Omit each picture as you copy the entries exactly.
===== INFORMATION SHOWN
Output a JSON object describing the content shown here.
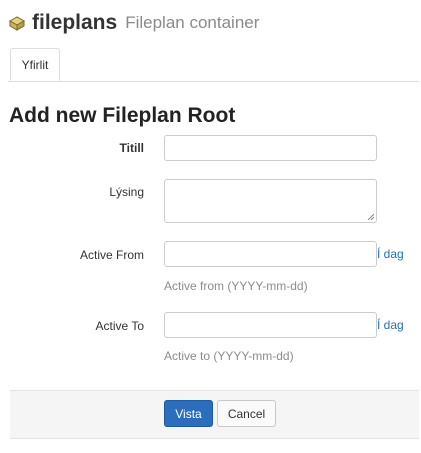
{
  "header": {
    "title": "fileplans",
    "subtitle": "Fileplan container",
    "icon": "module-icon"
  },
  "tabs": [
    {
      "label": "Yfirlit",
      "active": true
    }
  ],
  "page_title": "Add new Fileplan Root",
  "form": {
    "title_label": "Titill",
    "title_value": "",
    "description_label": "Lýsing",
    "description_value": "",
    "active_from_label": "Active From",
    "active_from_value": "",
    "active_from_today": "Í dag",
    "active_from_help": "Active from (YYYY-mm-dd)",
    "active_to_label": "Active To",
    "active_to_value": "",
    "active_to_today": "Í dag",
    "active_to_help": "Active to (YYYY-mm-dd)"
  },
  "buttons": {
    "submit": "Vista",
    "cancel": "Cancel"
  },
  "colors": {
    "primary": "#2a6ebd",
    "link": "#2a6fb0",
    "muted": "#8c8c8c"
  }
}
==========
EXERCISE SOLUTION:
Output a JSON object describing the content shown here.
{
  "header": {
    "title": "fileplans",
    "subtitle": "Fileplan container",
    "icon": "module-icon"
  },
  "tabs": [
    {
      "label": "Yfirlit",
      "active": true
    }
  ],
  "page_title": "Add new Fileplan Root",
  "form": {
    "title_label": "Titill",
    "title_value": "",
    "description_label": "Lýsing",
    "description_value": "",
    "active_from_label": "Active From",
    "active_from_value": "",
    "active_from_today": "Í dag",
    "active_from_help": "Active from (YYYY-mm-dd)",
    "active_to_label": "Active To",
    "active_to_value": "",
    "active_to_today": "Í dag",
    "active_to_help": "Active to (YYYY-mm-dd)"
  },
  "buttons": {
    "submit": "Vista",
    "cancel": "Cancel"
  },
  "colors": {
    "primary": "#2a6ebd",
    "link": "#2a6fb0",
    "muted": "#8c8c8c"
  }
}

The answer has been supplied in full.